In his 2015 State of the Union address, Obama outlined some key goals of workplace reform for the year: a minimum wage increase, mandatory paid sick leave and gender pay equity. While reforms may find difficulty passing through the Republican-majority House and Senate, Obama’s goals would be beneficial for most Americans and would allow the nation to keep up with other progressive countries.
In 2013, 3.3 million workers were paid at or below the current federal minimum wage of $7.25 per hour, according to the U.S. Bureau of Labor Statistics. This amount would fail to support most people. A full-time minimum-wage worker earns an annual income of $15,080, already below the poverty line of a 2-person household before taxes, according to the U.S. Department of Health and Human Services. Evidently, a minimum wage increase is necessary, not to unfairly redistribute wealth as some claim, but to allow an adequate standard of living for all workers.

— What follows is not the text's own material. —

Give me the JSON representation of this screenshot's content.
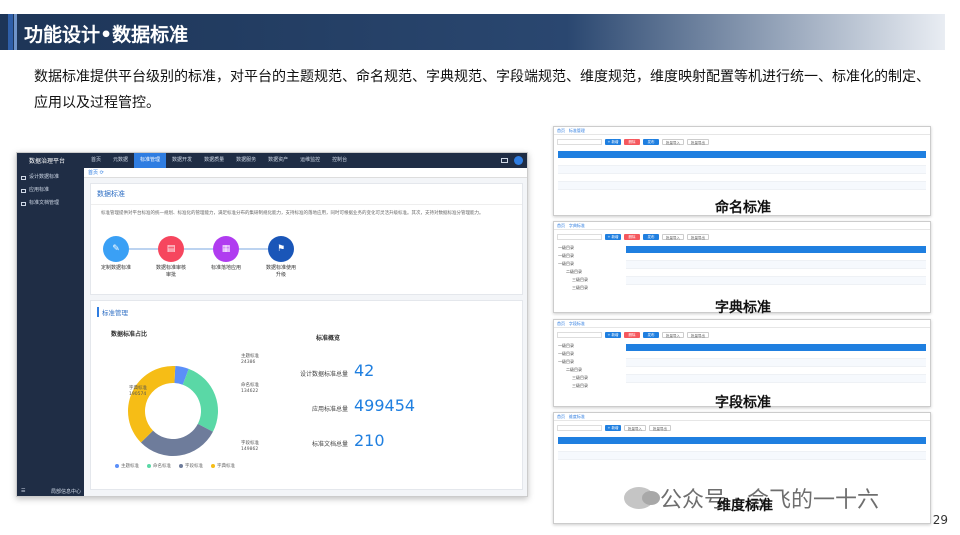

Students are familiar with the inconvenient choice of either attending school while miserably sick or resting at home and making up days of work. However, this can become a more drastic dilemma for workers when it becomes a choice between health and pay. The Center for Economic and Policy Research has found that out of 22 comparatively wealthy countries, the U.S. is the only one that would not provide any worker’s compensation for either a 5-day flu or a 50-day cancer treatment. A bill that guarantees seven paid sick days a year, as Obama proposed, would be a simple step in the right direction.
Moreover, as if U.S. worker’s rights could not lag behind other countries enough, the U.S. ranks last in government support for new parents when compared to 37 other countries, according to the Organization for Economic Cooperation and Development. While the Family and Medical Leave Act allows certain eligible employees to receive up to 12 weeks of unpaid leave in a 12-month period to care for a child, all workers should be able to enjoy these benefits, plus at least some financial compensation.
Perhaps most importantly, the U.S. must address the issue of gender pay inequity. Data from the Bureau of Labor Statistics have long shown that women make less than men in every occupation. The pay gap has not changed in a decade, and will not change until action is taken. One would think that gender equality would be a nonpartisan issue by now, but in September 2014, Senate Republicans inexplicably blocked the Paycheck Fairness Act, according to the Huffington Post.
With several important reforms on the table, hopefully 2015 can be a year of government cooperation in addressing these priorities.